# [WORK TASK]
What lines in the records below include the word "text"? Return each one.

# [RECORD SET]
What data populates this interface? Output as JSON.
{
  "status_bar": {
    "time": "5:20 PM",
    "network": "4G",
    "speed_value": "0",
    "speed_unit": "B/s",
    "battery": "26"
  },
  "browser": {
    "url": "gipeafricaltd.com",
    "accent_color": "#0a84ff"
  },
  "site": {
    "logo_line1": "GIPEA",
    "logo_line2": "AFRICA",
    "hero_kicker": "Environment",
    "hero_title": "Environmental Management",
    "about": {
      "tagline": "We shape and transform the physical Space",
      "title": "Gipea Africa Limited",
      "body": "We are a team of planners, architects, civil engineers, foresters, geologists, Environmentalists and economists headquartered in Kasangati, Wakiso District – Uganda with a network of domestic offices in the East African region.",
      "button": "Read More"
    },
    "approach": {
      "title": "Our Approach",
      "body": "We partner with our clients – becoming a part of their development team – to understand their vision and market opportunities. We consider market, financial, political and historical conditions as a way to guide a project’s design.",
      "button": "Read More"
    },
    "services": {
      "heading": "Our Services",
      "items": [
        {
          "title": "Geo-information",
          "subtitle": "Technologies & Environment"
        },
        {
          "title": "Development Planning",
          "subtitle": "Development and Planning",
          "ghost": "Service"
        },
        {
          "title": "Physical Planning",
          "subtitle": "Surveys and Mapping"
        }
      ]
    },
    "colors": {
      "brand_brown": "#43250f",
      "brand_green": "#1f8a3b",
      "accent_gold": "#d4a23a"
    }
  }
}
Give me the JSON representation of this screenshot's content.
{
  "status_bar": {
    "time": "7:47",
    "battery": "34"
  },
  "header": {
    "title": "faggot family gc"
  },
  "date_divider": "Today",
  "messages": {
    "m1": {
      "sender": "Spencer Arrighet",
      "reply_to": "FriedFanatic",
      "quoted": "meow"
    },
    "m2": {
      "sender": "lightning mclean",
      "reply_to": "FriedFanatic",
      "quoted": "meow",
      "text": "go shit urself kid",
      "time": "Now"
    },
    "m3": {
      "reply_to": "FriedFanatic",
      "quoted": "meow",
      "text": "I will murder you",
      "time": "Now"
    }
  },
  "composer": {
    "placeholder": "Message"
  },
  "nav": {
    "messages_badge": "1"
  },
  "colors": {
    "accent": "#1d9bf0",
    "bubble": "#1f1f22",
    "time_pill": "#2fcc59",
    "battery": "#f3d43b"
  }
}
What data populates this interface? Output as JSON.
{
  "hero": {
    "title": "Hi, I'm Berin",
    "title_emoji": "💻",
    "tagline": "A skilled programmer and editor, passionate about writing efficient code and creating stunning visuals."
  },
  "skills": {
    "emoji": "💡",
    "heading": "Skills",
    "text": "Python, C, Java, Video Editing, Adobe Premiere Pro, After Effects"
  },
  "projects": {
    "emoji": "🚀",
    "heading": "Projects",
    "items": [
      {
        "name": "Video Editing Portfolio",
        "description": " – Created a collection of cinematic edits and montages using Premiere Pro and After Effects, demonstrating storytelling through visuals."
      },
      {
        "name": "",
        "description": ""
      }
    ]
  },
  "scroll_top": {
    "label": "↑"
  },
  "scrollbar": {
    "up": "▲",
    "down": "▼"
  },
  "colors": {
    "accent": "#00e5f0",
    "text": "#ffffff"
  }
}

# [SOLUTION FOR THIS PROBLEM]
      "text": "go shit urself kid",
      "text": "I will murder you",
    "text": "Python, C, Java, Video Editing, Adobe Premiere Pro, After Effects"
    "text": "#ffffff"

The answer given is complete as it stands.